Electronic learning could enable millions more students to train as nurses and doctors across the world, according to research carried out for the World Health Organization.
A review commissioned by the WHO and carried out by Imperial College London concluded that “e-learning” is likely to be as effective as traditional methods for training health professionals.
“E-learning programmes could potentially help address the shortage of healthcare workers by enabling greater access to education, especially in the developing world”
The use of electronic media and devices in education is already used by some universities to support traditional campus-based teaching or to enable distance learning.
Its wider use globally might help to address the need to train more health workers, according to the WHO’s report – E-learning for undergraduate health professional education – which is published today.
The Imperial team, led by Dr Josip Car, carried out a systematic review of the scientific literature to evaluate the effectiveness of eLearning for undergraduate health professional education.
They also conducted separate analysis comparing e-learning done online and requiring an internet connection, with offline e-learning, which might be delivered using CD-ROMs or USB sticks.

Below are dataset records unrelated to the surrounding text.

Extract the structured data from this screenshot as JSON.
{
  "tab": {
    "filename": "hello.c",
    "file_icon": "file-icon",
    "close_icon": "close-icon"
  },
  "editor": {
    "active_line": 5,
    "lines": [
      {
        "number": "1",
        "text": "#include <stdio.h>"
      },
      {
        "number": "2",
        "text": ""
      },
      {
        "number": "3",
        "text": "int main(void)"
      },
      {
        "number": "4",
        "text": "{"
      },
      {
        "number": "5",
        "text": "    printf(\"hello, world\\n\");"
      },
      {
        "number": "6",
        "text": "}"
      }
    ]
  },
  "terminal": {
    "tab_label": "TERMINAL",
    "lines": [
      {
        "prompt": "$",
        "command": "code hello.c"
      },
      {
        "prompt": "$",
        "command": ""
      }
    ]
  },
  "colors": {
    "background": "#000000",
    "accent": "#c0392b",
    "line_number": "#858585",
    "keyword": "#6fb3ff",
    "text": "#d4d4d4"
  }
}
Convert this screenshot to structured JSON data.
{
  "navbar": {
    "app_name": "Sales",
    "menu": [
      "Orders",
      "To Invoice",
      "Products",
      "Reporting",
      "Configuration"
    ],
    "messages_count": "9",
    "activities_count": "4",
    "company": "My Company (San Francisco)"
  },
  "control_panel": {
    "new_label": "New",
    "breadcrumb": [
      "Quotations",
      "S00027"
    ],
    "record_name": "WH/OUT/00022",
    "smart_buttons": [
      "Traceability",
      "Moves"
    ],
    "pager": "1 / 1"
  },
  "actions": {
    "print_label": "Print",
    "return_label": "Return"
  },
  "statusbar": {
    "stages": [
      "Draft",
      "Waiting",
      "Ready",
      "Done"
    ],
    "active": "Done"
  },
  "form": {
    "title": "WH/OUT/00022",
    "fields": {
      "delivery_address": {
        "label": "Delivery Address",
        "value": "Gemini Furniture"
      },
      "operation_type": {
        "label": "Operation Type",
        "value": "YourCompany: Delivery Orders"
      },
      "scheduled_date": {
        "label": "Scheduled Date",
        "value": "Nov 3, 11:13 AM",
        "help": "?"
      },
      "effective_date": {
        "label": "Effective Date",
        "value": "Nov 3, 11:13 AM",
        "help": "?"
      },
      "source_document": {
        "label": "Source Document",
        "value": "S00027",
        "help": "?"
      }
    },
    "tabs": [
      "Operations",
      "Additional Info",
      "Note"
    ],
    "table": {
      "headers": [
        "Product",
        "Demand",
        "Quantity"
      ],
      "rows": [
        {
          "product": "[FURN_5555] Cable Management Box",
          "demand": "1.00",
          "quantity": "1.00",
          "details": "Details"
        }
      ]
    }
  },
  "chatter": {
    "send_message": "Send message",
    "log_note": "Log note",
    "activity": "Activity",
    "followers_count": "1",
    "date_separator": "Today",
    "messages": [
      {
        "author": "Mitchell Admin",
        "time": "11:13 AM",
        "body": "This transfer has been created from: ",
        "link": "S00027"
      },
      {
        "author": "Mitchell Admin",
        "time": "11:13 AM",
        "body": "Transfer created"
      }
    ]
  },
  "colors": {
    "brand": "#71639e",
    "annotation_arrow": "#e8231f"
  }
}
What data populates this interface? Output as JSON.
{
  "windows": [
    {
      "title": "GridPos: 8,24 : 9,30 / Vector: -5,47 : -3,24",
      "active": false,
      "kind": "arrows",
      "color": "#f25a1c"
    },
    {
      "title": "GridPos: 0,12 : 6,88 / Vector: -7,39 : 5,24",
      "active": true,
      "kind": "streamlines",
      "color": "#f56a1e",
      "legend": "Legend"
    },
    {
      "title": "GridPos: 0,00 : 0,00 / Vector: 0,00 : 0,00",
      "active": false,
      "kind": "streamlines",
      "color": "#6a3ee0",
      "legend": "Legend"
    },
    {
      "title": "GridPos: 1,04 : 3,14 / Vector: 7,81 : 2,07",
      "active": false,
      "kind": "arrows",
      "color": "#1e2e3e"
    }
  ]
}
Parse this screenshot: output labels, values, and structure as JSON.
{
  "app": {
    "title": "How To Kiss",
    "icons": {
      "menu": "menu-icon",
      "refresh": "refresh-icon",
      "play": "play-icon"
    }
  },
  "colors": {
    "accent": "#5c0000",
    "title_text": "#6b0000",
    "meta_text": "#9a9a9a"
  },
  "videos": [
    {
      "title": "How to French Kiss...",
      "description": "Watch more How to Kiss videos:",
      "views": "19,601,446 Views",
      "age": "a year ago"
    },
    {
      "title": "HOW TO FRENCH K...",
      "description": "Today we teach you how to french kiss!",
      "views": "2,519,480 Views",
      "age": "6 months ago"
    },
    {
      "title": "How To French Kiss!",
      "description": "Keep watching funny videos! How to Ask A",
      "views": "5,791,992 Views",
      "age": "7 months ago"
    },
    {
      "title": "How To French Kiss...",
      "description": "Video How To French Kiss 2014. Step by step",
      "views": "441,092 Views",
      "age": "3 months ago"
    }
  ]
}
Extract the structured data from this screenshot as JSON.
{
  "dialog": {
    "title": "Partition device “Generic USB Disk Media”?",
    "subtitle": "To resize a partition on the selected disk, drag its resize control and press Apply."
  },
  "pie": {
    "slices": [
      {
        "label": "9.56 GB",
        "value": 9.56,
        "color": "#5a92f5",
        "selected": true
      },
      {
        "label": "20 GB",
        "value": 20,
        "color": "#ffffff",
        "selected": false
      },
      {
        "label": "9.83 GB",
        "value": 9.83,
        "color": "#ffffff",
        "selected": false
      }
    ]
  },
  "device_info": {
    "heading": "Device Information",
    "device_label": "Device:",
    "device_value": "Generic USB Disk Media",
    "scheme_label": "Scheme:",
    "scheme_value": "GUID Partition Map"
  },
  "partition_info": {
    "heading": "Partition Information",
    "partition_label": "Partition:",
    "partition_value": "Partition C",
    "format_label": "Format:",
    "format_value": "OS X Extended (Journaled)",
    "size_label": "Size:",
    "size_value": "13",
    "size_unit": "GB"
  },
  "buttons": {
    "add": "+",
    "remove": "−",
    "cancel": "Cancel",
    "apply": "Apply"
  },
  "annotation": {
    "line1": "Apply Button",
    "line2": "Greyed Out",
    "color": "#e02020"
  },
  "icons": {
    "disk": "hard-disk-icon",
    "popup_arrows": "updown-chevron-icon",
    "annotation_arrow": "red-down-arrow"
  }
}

The findings, drawn from a total of 108 studies, showed that students acquired knowledge and skills through online and offline e-learning as well as, or better than they do, through traditional teaching.
The authors suggest that a combination of e-learning with traditional teaching might be most suitable for healthcare training, because of the need to acquire practical skills.
Dr Josip Car, from the school of public health at Imperial, said e-learning programmes could “potentially help address” the global shortage of clinicians, especially in the developing world.
“There are still barriers that need to be overcome, such as access to computers, internet connections, and learning resources,” he said.
“Universities should encourage the development of e-learning curricula and use online resources to reach out to students internationally,” he added.